Where does the word "File" occur in the entries below? Copy every line that has it.

----------------

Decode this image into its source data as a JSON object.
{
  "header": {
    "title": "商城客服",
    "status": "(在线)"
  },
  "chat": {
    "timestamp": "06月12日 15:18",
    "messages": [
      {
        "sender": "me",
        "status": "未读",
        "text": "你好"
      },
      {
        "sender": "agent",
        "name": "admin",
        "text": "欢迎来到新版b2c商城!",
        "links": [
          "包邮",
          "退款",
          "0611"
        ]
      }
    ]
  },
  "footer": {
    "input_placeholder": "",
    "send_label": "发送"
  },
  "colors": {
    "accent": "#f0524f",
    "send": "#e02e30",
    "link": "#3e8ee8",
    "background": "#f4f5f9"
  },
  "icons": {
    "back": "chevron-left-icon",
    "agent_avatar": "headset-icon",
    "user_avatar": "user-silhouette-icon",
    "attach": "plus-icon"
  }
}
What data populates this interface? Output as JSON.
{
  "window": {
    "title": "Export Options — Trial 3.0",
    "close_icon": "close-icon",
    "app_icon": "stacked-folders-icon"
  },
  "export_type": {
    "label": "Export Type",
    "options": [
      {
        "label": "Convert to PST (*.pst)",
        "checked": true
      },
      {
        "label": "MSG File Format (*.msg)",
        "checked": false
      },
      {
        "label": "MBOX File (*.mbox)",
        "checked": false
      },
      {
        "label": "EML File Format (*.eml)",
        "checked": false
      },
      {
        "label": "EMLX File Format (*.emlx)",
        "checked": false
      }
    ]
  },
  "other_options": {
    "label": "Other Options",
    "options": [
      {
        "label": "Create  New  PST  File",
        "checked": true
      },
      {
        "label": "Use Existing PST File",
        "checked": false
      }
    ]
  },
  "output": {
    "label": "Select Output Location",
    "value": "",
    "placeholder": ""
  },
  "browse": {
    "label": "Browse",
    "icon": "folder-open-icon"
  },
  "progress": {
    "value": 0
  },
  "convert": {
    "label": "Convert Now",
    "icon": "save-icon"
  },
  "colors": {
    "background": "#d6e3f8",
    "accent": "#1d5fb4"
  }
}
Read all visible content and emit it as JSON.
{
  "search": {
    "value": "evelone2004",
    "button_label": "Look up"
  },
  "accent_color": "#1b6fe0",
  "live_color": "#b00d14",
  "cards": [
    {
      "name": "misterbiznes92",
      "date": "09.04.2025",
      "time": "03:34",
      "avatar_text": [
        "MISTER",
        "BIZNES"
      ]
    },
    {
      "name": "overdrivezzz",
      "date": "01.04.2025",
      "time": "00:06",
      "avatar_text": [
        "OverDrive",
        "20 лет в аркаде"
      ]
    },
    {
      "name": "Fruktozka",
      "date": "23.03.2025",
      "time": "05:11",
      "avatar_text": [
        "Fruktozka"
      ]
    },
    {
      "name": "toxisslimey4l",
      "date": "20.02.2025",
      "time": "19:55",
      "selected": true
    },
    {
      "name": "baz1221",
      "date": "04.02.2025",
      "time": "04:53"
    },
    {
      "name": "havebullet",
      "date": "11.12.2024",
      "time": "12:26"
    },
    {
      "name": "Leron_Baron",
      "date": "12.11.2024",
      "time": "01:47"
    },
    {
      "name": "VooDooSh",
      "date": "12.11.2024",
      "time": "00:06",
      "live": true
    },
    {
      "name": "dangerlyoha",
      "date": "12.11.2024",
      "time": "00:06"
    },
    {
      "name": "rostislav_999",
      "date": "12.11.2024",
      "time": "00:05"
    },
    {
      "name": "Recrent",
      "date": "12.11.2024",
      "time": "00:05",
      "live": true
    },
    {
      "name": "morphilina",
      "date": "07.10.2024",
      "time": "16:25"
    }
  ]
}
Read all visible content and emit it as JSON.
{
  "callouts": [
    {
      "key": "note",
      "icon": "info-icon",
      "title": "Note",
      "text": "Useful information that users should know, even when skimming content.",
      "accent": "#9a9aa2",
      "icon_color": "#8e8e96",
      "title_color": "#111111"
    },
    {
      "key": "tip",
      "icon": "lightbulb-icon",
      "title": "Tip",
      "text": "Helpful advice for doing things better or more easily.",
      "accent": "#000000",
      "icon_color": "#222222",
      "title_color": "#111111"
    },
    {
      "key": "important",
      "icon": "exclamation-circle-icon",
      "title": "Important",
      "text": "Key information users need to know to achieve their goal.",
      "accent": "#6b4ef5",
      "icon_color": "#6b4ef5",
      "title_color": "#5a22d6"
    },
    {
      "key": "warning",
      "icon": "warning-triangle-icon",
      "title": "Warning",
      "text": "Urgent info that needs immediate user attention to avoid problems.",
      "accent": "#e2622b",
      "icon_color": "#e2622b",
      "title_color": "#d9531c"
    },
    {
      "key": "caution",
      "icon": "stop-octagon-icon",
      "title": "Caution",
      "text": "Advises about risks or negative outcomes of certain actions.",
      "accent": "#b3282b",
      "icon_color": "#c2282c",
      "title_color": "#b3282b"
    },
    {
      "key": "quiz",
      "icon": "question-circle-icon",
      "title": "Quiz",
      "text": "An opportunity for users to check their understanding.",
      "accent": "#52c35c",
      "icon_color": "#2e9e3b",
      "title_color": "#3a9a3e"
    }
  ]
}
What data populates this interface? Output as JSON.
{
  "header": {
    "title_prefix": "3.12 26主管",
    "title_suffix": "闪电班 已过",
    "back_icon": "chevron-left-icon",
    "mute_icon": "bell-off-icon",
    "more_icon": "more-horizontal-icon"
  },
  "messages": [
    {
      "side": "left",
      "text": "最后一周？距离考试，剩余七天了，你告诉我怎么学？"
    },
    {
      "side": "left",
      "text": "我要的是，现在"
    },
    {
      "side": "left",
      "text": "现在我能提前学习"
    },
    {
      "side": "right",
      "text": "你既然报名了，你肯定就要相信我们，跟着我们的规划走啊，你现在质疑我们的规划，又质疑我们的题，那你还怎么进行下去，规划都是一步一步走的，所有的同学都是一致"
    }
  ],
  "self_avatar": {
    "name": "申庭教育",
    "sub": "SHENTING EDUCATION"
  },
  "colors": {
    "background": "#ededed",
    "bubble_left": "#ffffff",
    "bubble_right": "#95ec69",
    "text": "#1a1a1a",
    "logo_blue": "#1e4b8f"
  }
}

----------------

ANSWER SPACE
        "label": "MSG File Format (*.msg)",
        "label": "MBOX File (*.mbox)",
        "label": "EML File Format (*.eml)",
        "label": "EMLX File Format (*.emlx)",
        "label": "Create  New  PST  File",
        "label": "Use Existing PST File",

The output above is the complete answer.